*** Data for analysis Section Begins ***
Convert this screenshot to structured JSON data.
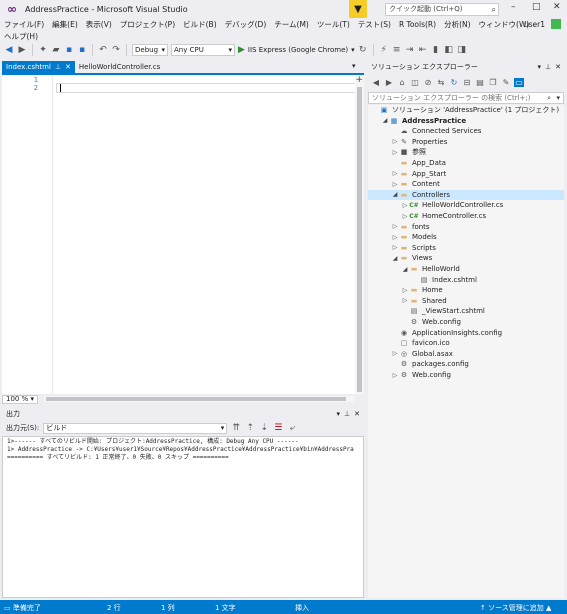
{
  "window": {
    "title": "AddressPractice - Microsoft Visual Studio",
    "quick_launch_placeholder": "クイック起動 (Ctrl+Q)",
    "user": "user1"
  },
  "menu": {
    "row1": [
      "ファイル(F)",
      "編集(E)",
      "表示(V)",
      "プロジェクト(P)",
      "ビルド(B)",
      "デバッグ(D)",
      "チーム(M)",
      "ツール(T)",
      "テスト(S)",
      "R Tools(R)",
      "分析(N)",
      "ウィンドウ(W)"
    ],
    "row2": [
      "ヘルプ(H)"
    ]
  },
  "toolbar": {
    "configuration": "Debug",
    "platform": "Any CPU",
    "run_label": "IIS Express (Google Chrome)"
  },
  "editor": {
    "tabs": [
      {
        "label": "Index.cshtml",
        "active": true
      },
      {
        "label": "HelloWorldController.cs",
        "active": false
      }
    ],
    "line_numbers": [
      "1",
      "2"
    ],
    "zoom": "100 %"
  },
  "output": {
    "title": "出力",
    "source_label": "出力元(S):",
    "source_value": "ビルド",
    "lines": [
      "1>------ すべてのリビルド開始: プロジェクト:AddressPractice, 構成: Debug Any CPU ------",
      "1>  AddressPractice -> C:¥Users¥user1¥Source¥Repos¥AddressPractice¥AddressPractice¥bin¥AddressPra",
      "========== すべてリビルド: 1 正常終了、0 失敗、0 スキップ =========="
    ]
  },
  "solution_explorer": {
    "title": "ソリューション エクスプローラー",
    "search_placeholder": "ソリューション エクスプローラー の検索 (Ctrl+;)",
    "items": [
      {
        "label": "ソリューション 'AddressPractice' (1 プロジェクト)",
        "indent": 0,
        "expander": "",
        "icon": "solution-icon",
        "glyph": "▣",
        "kind": "proj",
        "bold": false,
        "selected": false
      },
      {
        "label": "AddressPractice",
        "indent": 1,
        "expander": "◢",
        "icon": "web-project-icon",
        "glyph": "▦",
        "kind": "proj",
        "bold": true,
        "selected": false
      },
      {
        "label": "Connected Services",
        "indent": 2,
        "expander": "",
        "icon": "connected-services-icon",
        "glyph": "☁",
        "kind": "gray",
        "bold": false,
        "selected": false
      },
      {
        "label": "Properties",
        "indent": 2,
        "expander": "▷",
        "icon": "wrench-icon",
        "glyph": "✎",
        "kind": "gray",
        "bold": false,
        "selected": false
      },
      {
        "label": "参照",
        "indent": 2,
        "expander": "▷",
        "icon": "references-icon",
        "glyph": "■",
        "kind": "gray",
        "bold": false,
        "selected": false
      },
      {
        "label": "App_Data",
        "indent": 2,
        "expander": "",
        "icon": "folder-icon",
        "glyph": "▬",
        "kind": "folder",
        "bold": false,
        "selected": false
      },
      {
        "label": "App_Start",
        "indent": 2,
        "expander": "▷",
        "icon": "folder-icon",
        "glyph": "▬",
        "kind": "folder",
        "bold": false,
        "selected": false
      },
      {
        "label": "Content",
        "indent": 2,
        "expander": "▷",
        "icon": "folder-icon",
        "glyph": "▬",
        "kind": "folder",
        "bold": false,
        "selected": false
      },
      {
        "label": "Controllers",
        "indent": 2,
        "expander": "◢",
        "icon": "folder-open-icon",
        "glyph": "▬",
        "kind": "folder",
        "bold": false,
        "selected": true
      },
      {
        "label": "HelloWorldController.cs",
        "indent": 3,
        "expander": "▷",
        "icon": "csharp-file-icon",
        "glyph": "C#",
        "kind": "cs",
        "bold": false,
        "selected": false
      },
      {
        "label": "HomeController.cs",
        "indent": 3,
        "expander": "▷",
        "icon": "csharp-file-icon",
        "glyph": "C#",
        "kind": "cs",
        "bold": false,
        "selected": false
      },
      {
        "label": "fonts",
        "indent": 2,
        "expander": "▷",
        "icon": "folder-icon",
        "glyph": "▬",
        "kind": "folder",
        "bold": false,
        "selected": false
      },
      {
        "label": "Models",
        "indent": 2,
        "expander": "▷",
        "icon": "folder-icon",
        "glyph": "▬",
        "kind": "folder",
        "bold": false,
        "selected": false
      },
      {
        "label": "Scripts",
        "indent": 2,
        "expander": "▷",
        "icon": "folder-icon",
        "glyph": "▬",
        "kind": "folder",
        "bold": false,
        "selected": false
      },
      {
        "label": "Views",
        "indent": 2,
        "expander": "◢",
        "icon": "folder-open-icon",
        "glyph": "▬",
        "kind": "folder",
        "bold": false,
        "selected": false
      },
      {
        "label": "HelloWorld",
        "indent": 3,
        "expander": "◢",
        "icon": "folder-open-icon",
        "glyph": "▬",
        "kind": "folder",
        "bold": false,
        "selected": false
      },
      {
        "label": "Index.cshtml",
        "indent": 4,
        "expander": "",
        "icon": "razor-file-icon",
        "glyph": "▤",
        "kind": "gray",
        "bold": false,
        "selected": false
      },
      {
        "label": "Home",
        "indent": 3,
        "expander": "▷",
        "icon": "folder-icon",
        "glyph": "▬",
        "kind": "folder",
        "bold": false,
        "selected": false
      },
      {
        "label": "Shared",
        "indent": 3,
        "expander": "▷",
        "icon": "folder-icon",
        "glyph": "▬",
        "kind": "folder",
        "bold": false,
        "selected": false
      },
      {
        "label": "_ViewStart.cshtml",
        "indent": 3,
        "expander": "",
        "icon": "razor-file-icon",
        "glyph": "▤",
        "kind": "gray",
        "bold": false,
        "selected": false
      },
      {
        "label": "Web.config",
        "indent": 3,
        "expander": "",
        "icon": "config-file-icon",
        "glyph": "⚙",
        "kind": "gray",
        "bold": false,
        "selected": false
      },
      {
        "label": "ApplicationInsights.config",
        "indent": 2,
        "expander": "",
        "icon": "insights-config-icon",
        "glyph": "◉",
        "kind": "gray",
        "bold": false,
        "selected": false
      },
      {
        "label": "favicon.ico",
        "indent": 2,
        "expander": "",
        "icon": "image-file-icon",
        "glyph": "▢",
        "kind": "gray",
        "bold": false,
        "selected": false
      },
      {
        "label": "Global.asax",
        "indent": 2,
        "expander": "▷",
        "icon": "global-asax-icon",
        "glyph": "◎",
        "kind": "gray",
        "bold": false,
        "selected": false
      },
      {
        "label": "packages.config",
        "indent": 2,
        "expander": "",
        "icon": "config-file-icon",
        "glyph": "⚙",
        "kind": "gray",
        "bold": false,
        "selected": false
      },
      {
        "label": "Web.config",
        "indent": 2,
        "expander": "▷",
        "icon": "config-file-icon",
        "glyph": "⚙",
        "kind": "gray",
        "bold": false,
        "selected": false
      }
    ]
  },
  "status": {
    "ready": "準備完了",
    "line": "2 行",
    "col": "1 列",
    "ch": "1 文字",
    "mode": "挿入",
    "source_control": "↑ ソース管理に追加 ▲"
  },
  "colors": {
    "accent": "#007acc",
    "filter_badge": "#f5cc28",
    "selection": "#cce8ff"
  }
}
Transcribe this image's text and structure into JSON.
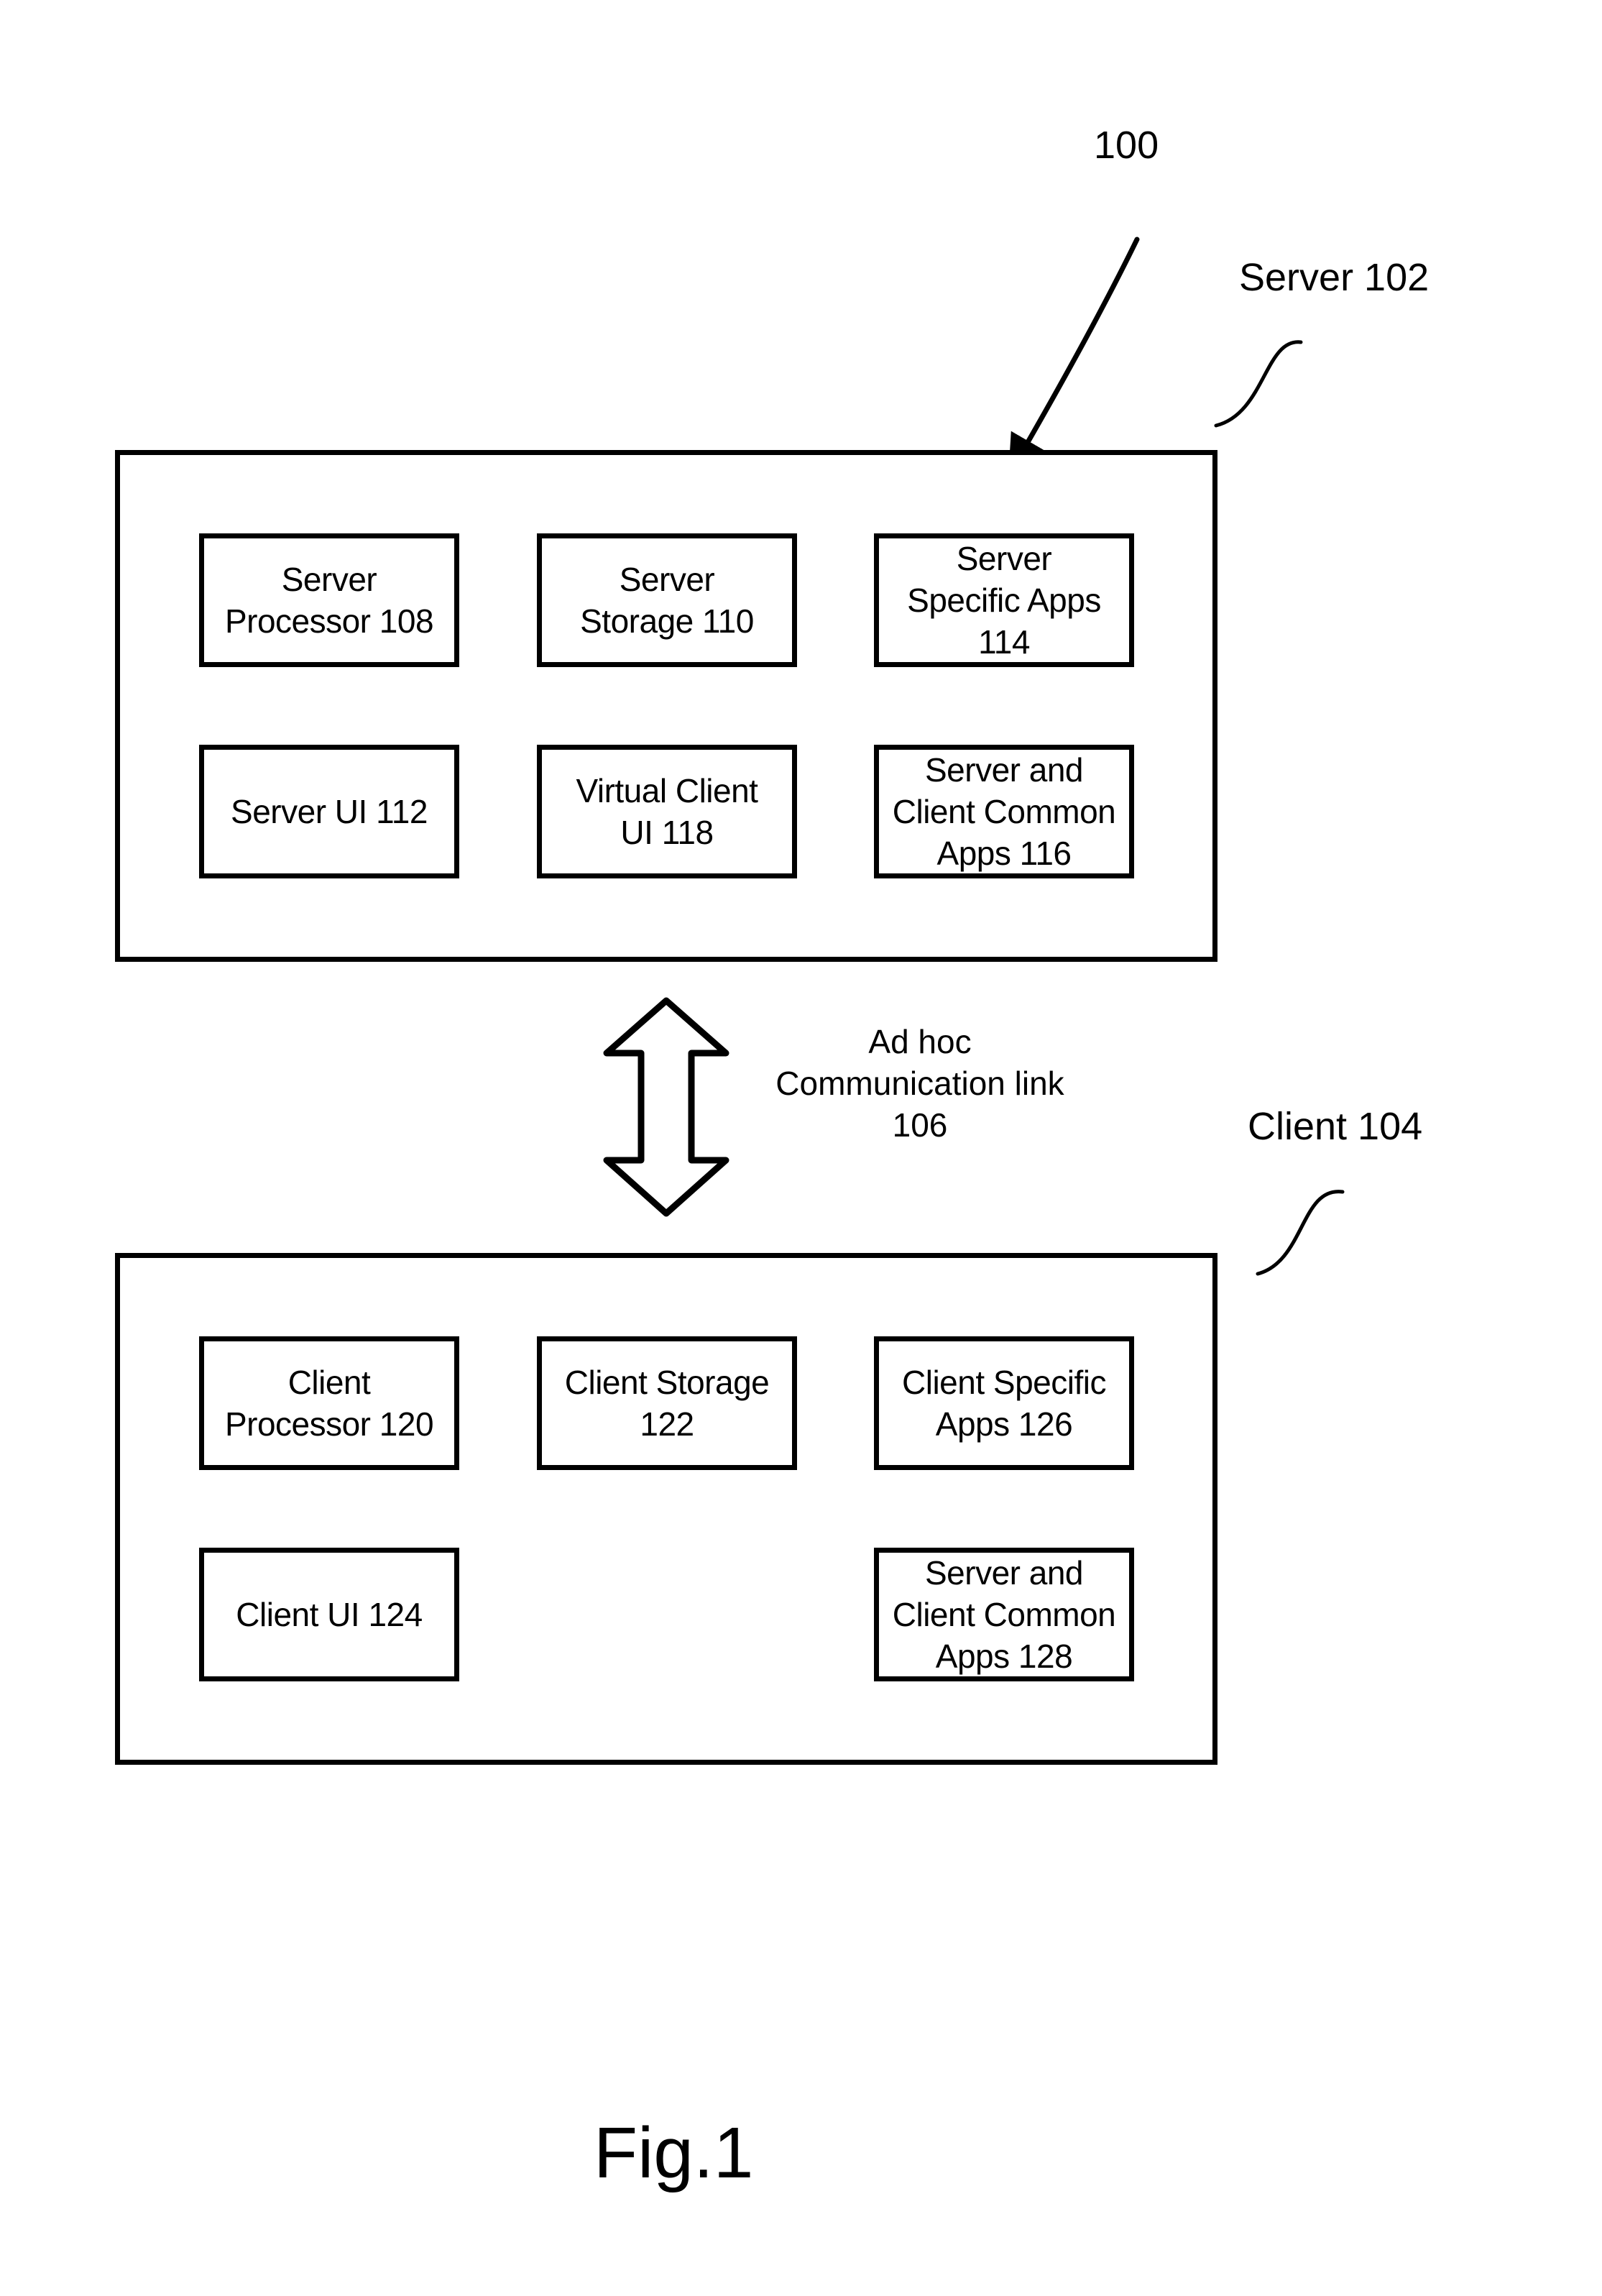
{
  "diagram": {
    "system_label": "100",
    "figure_caption": "Fig.1",
    "server": {
      "label": "Server 102",
      "components": [
        {
          "id": "server-processor",
          "text": "Server\nProcessor 108"
        },
        {
          "id": "server-storage",
          "text": "Server\nStorage 110"
        },
        {
          "id": "server-specific-apps",
          "text": "Server\nSpecific Apps\n114"
        },
        {
          "id": "server-ui",
          "text": "Server UI 112"
        },
        {
          "id": "virtual-client-ui",
          "text": "Virtual Client\nUI 118"
        },
        {
          "id": "server-client-common-apps-116",
          "text": "Server and\nClient Common\nApps 116"
        }
      ]
    },
    "link": {
      "label": "Ad hoc\nCommunication link\n106"
    },
    "client": {
      "label": "Client 104",
      "components": [
        {
          "id": "client-processor",
          "text": "Client\nProcessor 120"
        },
        {
          "id": "client-storage",
          "text": "Client Storage\n122"
        },
        {
          "id": "client-specific-apps",
          "text": "Client Specific\nApps 126"
        },
        {
          "id": "client-ui",
          "text": "Client UI 124"
        },
        {
          "id": "server-client-common-apps-128",
          "text": "Server and\nClient Common\nApps 128"
        }
      ]
    }
  }
}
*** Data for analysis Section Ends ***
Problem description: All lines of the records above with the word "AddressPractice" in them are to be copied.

Solution for this task:
    "title": "AddressPractice - Microsoft Visual Studio",
      "1>------ すべてのリビルド開始: プロジェクト:AddressPractice, 構成: Debug Any CPU ------",
      "1>  AddressPractice -> C:¥Users¥user1¥Source¥Repos¥AddressPractice¥AddressPractice¥bin¥AddressPra",
        "label": "ソリューション 'AddressPractice' (1 プロジェクト)",
        "label": "AddressPractice",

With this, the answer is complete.